Technologies that focus on safety are the among most desired features new-vehicle buyers would like to see on their next vehicles, particularly by women, according to the J.D. Power and Associates 2004 Feature Contenting Report released Tuesday.
The study, now in its ninth year, explores the features new-vehicle buyers currently have on their vehicles, what features they would like to have on their next vehicle, and the price they are willing to pay for those features. The study examines 50 features that are divided into "traditional" and "emerging" categories.
Side impact and “smart” air bags, which use sensors to inflate the air bag based on the size of the occupant, generate the most demand from consumers among emerging features included in the study. The number of buyers exhibiting a strong interest in having side-impact air bags on their next vehicles has increased 9 percentage points since 2000 to 81 percent in 2004. Interest is also very high for other safety features such as stability control, electronic traction control and brake assist.

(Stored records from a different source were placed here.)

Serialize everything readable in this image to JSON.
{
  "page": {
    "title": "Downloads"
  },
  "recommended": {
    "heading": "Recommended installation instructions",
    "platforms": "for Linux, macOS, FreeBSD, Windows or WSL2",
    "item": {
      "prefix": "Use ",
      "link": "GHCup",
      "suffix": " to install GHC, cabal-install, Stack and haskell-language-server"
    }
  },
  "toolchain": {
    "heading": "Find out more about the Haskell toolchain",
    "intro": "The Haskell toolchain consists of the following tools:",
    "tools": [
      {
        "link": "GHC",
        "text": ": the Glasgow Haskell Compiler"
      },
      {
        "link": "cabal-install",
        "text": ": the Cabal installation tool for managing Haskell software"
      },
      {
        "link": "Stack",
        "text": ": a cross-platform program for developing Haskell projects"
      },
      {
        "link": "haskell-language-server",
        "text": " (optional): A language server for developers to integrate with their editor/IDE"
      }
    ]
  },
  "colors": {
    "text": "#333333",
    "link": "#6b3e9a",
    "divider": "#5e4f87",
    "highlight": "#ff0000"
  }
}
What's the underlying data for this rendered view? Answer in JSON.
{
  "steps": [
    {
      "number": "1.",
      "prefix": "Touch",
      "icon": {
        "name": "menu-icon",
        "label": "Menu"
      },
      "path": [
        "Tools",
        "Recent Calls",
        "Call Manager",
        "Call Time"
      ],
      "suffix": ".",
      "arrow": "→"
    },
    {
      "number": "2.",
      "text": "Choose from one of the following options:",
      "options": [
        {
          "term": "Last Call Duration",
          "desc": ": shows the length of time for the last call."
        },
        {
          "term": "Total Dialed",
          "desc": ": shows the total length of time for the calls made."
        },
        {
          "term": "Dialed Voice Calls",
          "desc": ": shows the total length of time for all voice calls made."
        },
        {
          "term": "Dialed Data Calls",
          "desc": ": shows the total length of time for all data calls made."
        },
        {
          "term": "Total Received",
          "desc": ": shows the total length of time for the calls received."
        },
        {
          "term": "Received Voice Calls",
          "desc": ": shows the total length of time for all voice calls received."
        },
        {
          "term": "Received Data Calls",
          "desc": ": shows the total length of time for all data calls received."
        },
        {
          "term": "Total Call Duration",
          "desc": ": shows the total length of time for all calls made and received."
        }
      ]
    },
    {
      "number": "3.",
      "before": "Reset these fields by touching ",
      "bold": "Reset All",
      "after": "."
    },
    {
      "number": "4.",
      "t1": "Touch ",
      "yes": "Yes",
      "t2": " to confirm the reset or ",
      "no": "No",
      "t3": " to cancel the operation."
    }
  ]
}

Among traditional features, anti-lock brakes continue to have the highest penetration and desirability of all the traditional features included in the report. Eighty-six percent of owners state that their new vehicle has anti-lock brakes, and 93 percent want it on their next vehicle.